The trustee is expected to handle the property or assets in a way that would best serve the interest of the beneficiaries. A trustee may also be an organization that is accredited federally or by the state (e.g. banks, trust companies). Corporate trustees usually integrate their fiduciary organization into their private banking groups or investment management teams. It is also possible to have an individual trustee work in conjunction with a bank trustee. Unless expressed otherwise in the trust agreement, both shall perform the same role in a legal capacity.
Trustees are mandated to work with unquestionable integrity and good faith, as they basically manage the trust. They are charged with collecting trust assets and receipts from trust investments. They manage the expenses of the trust, defend and enforce claims on its behalf. It is also the trustee’s duty to distribute the amount (if any) to the beneficiaries as stated in the trust agreement.
Who Can Be a Trustee?
The choice of trustee up to you and there are several choices to consider, including:
- Family members
- Close friends
- Professional third party
The person chosen to manage a trust should have the following qualities:
- Have financial knowledge
- Be able to request help when necessary
- Be detail-oriented
- Be organized
- Have excellent communication skills
- Be able to follow the rules
Grantor vs Trustee
So, what’s the difference between a grantor and a trustee? The responsibilities of each one is distinct and clear-cut. The grantor initiates the trust agreement and states all the terms and conditions contained therein. The trustee may be a person or a group of people appointed by the grantor to handle all trust property affairs.

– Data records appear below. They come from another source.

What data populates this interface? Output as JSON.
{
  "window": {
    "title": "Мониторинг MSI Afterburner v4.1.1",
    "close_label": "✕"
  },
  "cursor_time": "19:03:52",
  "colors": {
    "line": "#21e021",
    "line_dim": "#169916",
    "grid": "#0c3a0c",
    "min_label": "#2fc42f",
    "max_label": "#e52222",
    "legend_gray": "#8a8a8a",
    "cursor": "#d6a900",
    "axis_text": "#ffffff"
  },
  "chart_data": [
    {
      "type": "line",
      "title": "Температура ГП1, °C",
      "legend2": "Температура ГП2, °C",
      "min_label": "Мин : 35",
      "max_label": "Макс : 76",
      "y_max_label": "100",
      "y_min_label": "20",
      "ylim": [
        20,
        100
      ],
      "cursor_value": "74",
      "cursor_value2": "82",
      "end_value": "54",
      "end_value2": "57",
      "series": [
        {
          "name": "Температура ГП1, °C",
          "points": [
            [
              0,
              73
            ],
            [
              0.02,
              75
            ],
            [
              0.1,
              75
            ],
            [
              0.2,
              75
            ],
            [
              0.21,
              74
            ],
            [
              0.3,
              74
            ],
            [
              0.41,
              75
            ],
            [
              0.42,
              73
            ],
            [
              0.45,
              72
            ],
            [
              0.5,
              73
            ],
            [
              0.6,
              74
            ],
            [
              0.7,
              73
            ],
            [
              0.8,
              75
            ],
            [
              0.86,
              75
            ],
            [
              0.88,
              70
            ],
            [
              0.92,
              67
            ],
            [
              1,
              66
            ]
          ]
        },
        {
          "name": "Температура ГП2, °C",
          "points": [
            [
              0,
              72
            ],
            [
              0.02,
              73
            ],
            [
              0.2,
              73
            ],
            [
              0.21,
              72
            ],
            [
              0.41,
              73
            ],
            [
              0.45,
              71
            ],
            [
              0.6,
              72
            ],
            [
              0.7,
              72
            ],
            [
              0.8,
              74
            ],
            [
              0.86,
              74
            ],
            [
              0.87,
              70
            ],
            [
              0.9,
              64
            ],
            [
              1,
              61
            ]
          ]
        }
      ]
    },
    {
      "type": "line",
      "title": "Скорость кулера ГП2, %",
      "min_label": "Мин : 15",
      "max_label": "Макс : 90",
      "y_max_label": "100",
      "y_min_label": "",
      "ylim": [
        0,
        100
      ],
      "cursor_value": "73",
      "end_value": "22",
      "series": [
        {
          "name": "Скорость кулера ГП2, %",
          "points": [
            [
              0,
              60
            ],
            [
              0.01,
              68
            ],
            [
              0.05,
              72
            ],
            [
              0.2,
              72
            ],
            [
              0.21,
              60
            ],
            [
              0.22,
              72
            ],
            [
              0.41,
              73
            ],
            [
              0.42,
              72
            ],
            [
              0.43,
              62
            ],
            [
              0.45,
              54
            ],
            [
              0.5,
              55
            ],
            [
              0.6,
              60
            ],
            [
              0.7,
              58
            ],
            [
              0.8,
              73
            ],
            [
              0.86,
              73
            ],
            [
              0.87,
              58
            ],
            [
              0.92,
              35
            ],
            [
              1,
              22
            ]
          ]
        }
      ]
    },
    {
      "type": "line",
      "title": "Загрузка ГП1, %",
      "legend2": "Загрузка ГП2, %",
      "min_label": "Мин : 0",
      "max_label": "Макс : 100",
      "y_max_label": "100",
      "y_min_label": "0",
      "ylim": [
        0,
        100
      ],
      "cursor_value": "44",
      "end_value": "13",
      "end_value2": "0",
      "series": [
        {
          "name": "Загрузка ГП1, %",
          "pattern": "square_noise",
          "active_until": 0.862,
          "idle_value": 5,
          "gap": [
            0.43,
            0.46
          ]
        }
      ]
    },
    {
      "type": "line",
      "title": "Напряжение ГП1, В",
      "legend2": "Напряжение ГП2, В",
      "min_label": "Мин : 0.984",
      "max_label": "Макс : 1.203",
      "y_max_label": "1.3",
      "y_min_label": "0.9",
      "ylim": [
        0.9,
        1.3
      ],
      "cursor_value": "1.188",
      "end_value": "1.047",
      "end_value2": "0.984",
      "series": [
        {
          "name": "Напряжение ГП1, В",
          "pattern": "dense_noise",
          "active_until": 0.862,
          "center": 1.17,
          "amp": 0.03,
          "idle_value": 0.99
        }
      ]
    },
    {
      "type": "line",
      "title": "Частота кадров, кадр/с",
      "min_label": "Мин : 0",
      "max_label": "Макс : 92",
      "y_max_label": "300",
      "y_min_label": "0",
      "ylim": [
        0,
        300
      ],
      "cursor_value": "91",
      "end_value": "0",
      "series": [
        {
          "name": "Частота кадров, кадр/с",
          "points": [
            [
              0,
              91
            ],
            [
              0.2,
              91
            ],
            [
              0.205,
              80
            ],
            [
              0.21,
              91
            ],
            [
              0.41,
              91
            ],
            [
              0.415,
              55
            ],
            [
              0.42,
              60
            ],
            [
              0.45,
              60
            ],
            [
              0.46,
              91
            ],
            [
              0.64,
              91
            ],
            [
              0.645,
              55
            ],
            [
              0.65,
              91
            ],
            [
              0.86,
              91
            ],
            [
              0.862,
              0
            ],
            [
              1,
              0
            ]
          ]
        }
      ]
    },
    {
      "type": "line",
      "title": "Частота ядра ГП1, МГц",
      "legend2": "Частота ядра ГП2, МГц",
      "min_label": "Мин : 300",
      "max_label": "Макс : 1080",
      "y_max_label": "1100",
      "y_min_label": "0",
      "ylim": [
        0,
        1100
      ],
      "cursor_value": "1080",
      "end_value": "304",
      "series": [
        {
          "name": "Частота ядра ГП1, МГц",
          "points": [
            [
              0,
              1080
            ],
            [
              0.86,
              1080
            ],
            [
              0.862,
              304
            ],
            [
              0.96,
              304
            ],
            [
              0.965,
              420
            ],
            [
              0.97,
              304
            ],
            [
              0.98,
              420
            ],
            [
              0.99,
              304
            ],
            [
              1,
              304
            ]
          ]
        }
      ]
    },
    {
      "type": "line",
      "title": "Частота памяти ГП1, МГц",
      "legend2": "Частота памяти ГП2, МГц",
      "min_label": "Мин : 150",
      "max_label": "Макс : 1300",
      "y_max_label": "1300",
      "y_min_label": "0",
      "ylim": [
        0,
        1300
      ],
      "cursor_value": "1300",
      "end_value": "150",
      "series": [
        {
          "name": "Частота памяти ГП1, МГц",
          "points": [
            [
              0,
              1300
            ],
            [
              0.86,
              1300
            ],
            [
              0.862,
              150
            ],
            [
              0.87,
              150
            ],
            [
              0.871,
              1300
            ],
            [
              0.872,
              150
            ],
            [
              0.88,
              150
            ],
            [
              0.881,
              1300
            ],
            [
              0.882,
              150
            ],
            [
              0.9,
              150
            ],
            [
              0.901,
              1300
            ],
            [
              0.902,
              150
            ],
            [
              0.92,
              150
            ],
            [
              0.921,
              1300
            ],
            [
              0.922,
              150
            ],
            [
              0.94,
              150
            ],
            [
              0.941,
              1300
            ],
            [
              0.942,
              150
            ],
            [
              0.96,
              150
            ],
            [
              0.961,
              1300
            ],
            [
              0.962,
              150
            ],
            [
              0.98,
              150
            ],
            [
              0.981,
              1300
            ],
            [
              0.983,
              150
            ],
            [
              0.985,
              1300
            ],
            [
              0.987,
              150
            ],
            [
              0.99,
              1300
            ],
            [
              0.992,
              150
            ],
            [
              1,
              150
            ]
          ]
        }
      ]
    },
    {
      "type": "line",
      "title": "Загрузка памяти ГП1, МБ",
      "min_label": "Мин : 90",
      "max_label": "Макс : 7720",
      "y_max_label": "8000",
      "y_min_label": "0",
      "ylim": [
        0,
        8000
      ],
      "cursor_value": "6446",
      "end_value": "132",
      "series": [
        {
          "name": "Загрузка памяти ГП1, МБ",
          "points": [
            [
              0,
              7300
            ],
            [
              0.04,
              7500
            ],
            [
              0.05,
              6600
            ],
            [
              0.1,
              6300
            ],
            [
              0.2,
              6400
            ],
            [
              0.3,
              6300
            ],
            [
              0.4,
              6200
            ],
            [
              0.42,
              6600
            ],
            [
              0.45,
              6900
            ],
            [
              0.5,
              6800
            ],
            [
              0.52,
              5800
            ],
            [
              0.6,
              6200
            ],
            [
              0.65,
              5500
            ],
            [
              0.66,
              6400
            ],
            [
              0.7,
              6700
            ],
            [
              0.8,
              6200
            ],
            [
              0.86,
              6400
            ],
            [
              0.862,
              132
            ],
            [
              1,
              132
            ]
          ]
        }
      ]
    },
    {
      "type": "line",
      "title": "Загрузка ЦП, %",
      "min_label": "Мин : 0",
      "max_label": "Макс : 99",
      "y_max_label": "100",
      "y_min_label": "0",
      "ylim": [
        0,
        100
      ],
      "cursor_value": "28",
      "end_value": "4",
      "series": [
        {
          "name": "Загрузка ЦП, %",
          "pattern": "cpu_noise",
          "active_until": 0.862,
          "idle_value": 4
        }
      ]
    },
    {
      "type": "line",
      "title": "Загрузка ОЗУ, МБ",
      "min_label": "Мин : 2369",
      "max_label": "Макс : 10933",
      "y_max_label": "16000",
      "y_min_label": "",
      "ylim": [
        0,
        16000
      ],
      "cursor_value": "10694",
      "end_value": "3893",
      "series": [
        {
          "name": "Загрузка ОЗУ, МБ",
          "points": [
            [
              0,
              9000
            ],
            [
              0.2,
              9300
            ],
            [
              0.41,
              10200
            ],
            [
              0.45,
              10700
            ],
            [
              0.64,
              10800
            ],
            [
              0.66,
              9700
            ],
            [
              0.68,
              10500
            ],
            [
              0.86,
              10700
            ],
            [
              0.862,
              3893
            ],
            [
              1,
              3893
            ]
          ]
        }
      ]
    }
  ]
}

If you don’t mind cheesy intro music, check out this YouTube video about grantors, trustees and beneficiaries.